==== Working data ====
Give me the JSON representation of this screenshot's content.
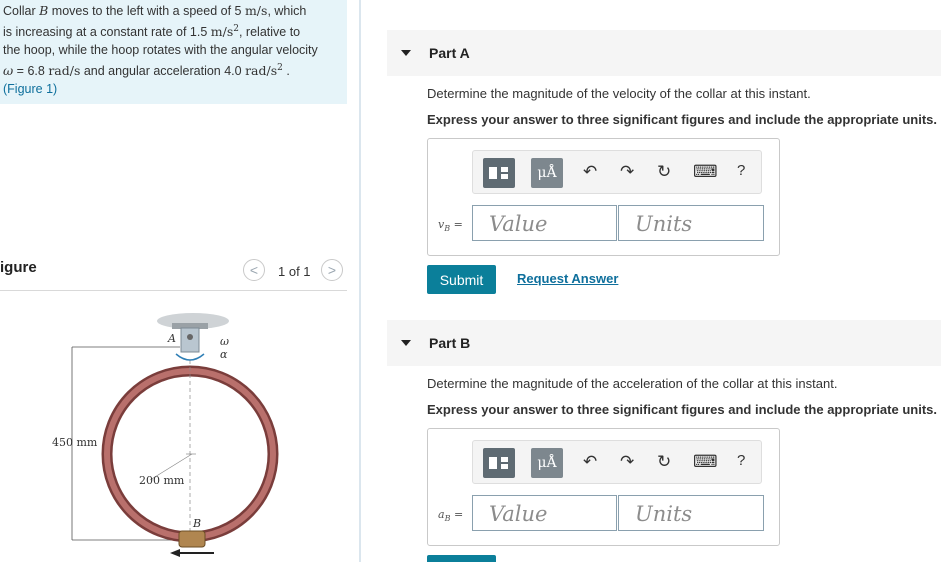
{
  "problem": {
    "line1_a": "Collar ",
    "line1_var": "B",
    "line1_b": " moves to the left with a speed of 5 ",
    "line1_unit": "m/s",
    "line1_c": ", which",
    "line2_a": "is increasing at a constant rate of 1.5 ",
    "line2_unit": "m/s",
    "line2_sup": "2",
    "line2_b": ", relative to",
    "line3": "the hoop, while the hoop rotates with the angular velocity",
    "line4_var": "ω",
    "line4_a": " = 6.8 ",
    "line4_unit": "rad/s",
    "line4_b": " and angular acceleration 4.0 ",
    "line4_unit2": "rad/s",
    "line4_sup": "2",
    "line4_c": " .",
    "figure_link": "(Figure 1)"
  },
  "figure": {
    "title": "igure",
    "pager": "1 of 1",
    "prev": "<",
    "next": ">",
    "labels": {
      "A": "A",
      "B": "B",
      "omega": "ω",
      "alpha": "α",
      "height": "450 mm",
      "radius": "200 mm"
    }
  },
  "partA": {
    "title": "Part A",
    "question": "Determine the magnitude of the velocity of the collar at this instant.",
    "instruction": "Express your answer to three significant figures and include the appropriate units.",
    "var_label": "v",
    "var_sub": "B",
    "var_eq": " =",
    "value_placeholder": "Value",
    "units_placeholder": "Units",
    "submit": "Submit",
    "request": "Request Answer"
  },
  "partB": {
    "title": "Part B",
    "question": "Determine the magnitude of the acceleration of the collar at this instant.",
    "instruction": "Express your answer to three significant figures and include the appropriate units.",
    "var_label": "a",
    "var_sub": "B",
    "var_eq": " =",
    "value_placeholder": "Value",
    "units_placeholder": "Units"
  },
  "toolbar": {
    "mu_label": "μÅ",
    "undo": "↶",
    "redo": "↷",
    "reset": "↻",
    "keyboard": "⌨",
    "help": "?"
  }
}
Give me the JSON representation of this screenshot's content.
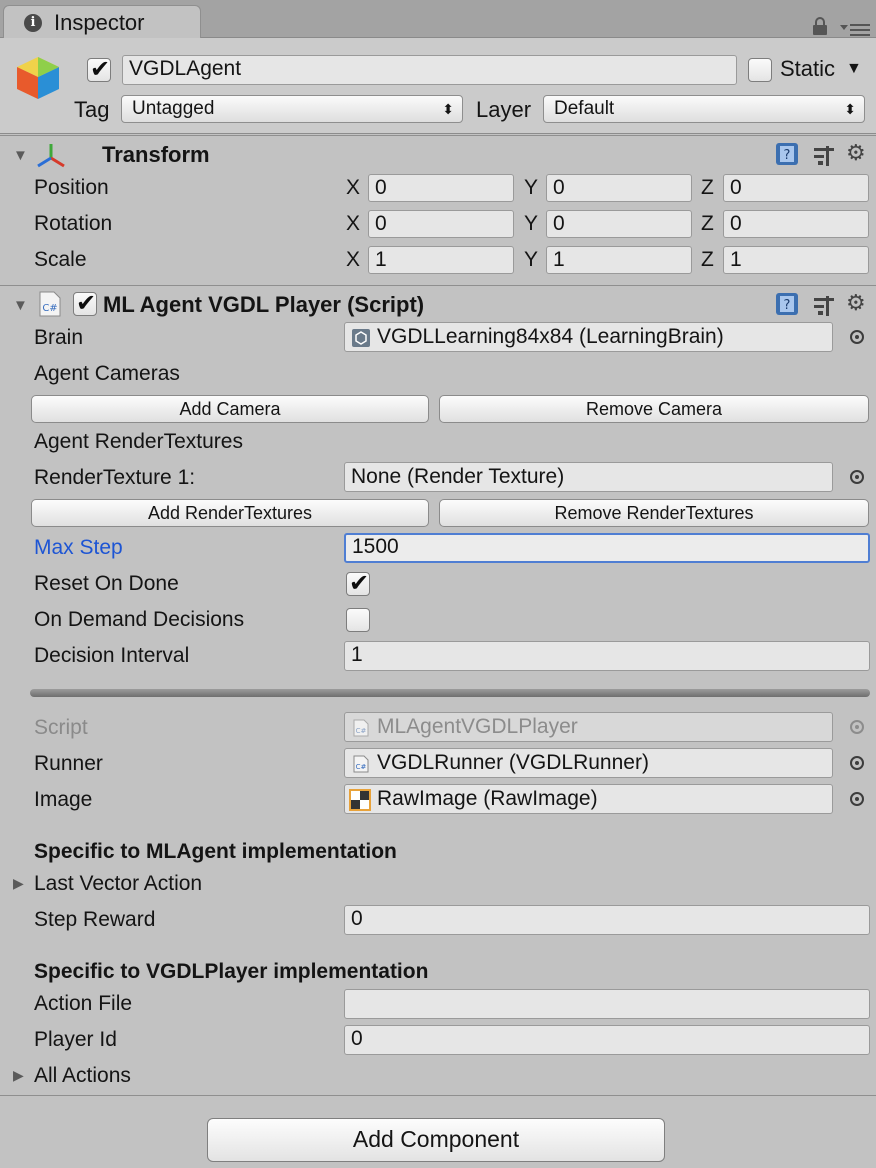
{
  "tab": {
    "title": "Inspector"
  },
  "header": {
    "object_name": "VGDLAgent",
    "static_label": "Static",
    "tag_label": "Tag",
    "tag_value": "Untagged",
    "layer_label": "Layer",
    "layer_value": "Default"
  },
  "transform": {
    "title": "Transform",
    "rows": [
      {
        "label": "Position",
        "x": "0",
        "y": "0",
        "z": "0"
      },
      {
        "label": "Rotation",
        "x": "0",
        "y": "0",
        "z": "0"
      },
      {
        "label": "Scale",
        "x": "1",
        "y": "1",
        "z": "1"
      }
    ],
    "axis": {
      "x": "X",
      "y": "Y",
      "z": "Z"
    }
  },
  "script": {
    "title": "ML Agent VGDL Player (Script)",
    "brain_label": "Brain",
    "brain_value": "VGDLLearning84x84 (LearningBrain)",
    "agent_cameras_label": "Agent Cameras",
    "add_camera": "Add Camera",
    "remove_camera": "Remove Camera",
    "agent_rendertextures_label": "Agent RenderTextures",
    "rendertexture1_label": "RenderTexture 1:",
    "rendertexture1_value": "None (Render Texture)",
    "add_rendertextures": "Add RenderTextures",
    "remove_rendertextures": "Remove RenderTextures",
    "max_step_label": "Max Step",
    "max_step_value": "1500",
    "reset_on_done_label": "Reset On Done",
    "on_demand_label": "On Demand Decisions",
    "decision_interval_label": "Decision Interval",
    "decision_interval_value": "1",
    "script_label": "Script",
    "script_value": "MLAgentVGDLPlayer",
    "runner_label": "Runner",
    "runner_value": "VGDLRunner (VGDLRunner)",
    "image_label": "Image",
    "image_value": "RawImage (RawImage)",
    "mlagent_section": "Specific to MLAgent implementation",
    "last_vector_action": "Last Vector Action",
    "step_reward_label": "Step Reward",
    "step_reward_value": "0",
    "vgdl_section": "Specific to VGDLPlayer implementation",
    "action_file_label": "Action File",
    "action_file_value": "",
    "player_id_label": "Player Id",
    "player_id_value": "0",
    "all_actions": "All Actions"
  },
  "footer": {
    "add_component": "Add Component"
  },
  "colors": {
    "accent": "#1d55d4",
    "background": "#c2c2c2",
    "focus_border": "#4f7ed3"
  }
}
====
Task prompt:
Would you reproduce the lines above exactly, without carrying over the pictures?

Result of this task:
Give me the JSON representation of this screenshot's content.
{
  "problem": {
    "line1_a": "Collar ",
    "line1_var": "B",
    "line1_b": " moves to the left with a speed of 5 ",
    "line1_unit": "m/s",
    "line1_c": ", which",
    "line2_a": "is increasing at a constant rate of 1.5 ",
    "line2_unit": "m/s",
    "line2_sup": "2",
    "line2_b": ", relative to",
    "line3": "the hoop, while the hoop rotates with the angular velocity",
    "line4_var": "ω",
    "line4_a": " = 6.8 ",
    "line4_unit": "rad/s",
    "line4_b": " and angular acceleration 4.0 ",
    "line4_unit2": "rad/s",
    "line4_sup": "2",
    "line4_c": " .",
    "figure_link": "(Figure 1)"
  },
  "figure": {
    "title": "igure",
    "pager": "1 of 1",
    "prev": "<",
    "next": ">",
    "labels": {
      "A": "A",
      "B": "B",
      "omega": "ω",
      "alpha": "α",
      "height": "450 mm",
      "radius": "200 mm"
    }
  },
  "partA": {
    "title": "Part A",
    "question": "Determine the magnitude of the velocity of the collar at this instant.",
    "instruction": "Express your answer to three significant figures and include the appropriate units.",
    "var_label": "v",
    "var_sub": "B",
    "var_eq": " =",
    "value_placeholder": "Value",
    "units_placeholder": "Units",
    "submit": "Submit",
    "request": "Request Answer"
  },
  "partB": {
    "title": "Part B",
    "question": "Determine the magnitude of the acceleration of the collar at this instant.",
    "instruction": "Express your answer to three significant figures and include the appropriate units.",
    "var_label": "a",
    "var_sub": "B",
    "var_eq": " =",
    "value_placeholder": "Value",
    "units_placeholder": "Units"
  },
  "toolbar": {
    "mu_label": "μÅ",
    "undo": "↶",
    "redo": "↷",
    "reset": "↻",
    "keyboard": "⌨",
    "help": "?"
  }
}
Give me the JSON representation of this screenshot's content.
{
  "tab": {
    "title": "Inspector"
  },
  "header": {
    "object_name": "VGDLAgent",
    "static_label": "Static",
    "tag_label": "Tag",
    "tag_value": "Untagged",
    "layer_label": "Layer",
    "layer_value": "Default"
  },
  "transform": {
    "title": "Transform",
    "rows": [
      {
        "label": "Position",
        "x": "0",
        "y": "0",
        "z": "0"
      },
      {
        "label": "Rotation",
        "x": "0",
        "y": "0",
        "z": "0"
      },
      {
        "label": "Scale",
        "x": "1",
        "y": "1",
        "z": "1"
      }
    ],
    "axis": {
      "x": "X",
      "y": "Y",
      "z": "Z"
    }
  },
  "script": {
    "title": "ML Agent VGDL Player (Script)",
    "brain_label": "Brain",
    "brain_value": "VGDLLearning84x84 (LearningBrain)",
    "agent_cameras_label": "Agent Cameras",
    "add_camera": "Add Camera",
    "remove_camera": "Remove Camera",
    "agent_rendertextures_label": "Agent RenderTextures",
    "rendertexture1_label": "RenderTexture 1:",
    "rendertexture1_value": "None (Render Texture)",
    "add_rendertextures": "Add RenderTextures",
    "remove_rendertextures": "Remove RenderTextures",
    "max_step_label": "Max Step",
    "max_step_value": "1500",
    "reset_on_done_label": "Reset On Done",
    "on_demand_label": "On Demand Decisions",
    "decision_interval_label": "Decision Interval",
    "decision_interval_value": "1",
    "script_label": "Script",
    "script_value": "MLAgentVGDLPlayer",
    "runner_label": "Runner",
    "runner_value": "VGDLRunner (VGDLRunner)",
    "image_label": "Image",
    "image_value": "RawImage (RawImage)",
    "mlagent_section": "Specific to MLAgent implementation",
    "last_vector_action": "Last Vector Action",
    "step_reward_label": "Step Reward",
    "step_reward_value": "0",
    "vgdl_section": "Specific to VGDLPlayer implementation",
    "action_file_label": "Action File",
    "action_file_value": "",
    "player_id_label": "Player Id",
    "player_id_value": "0",
    "all_actions": "All Actions"
  },
  "footer": {
    "add_component": "Add Component"
  },
  "colors": {
    "accent": "#1d55d4",
    "background": "#c2c2c2",
    "focus_border": "#4f7ed3"
  }
}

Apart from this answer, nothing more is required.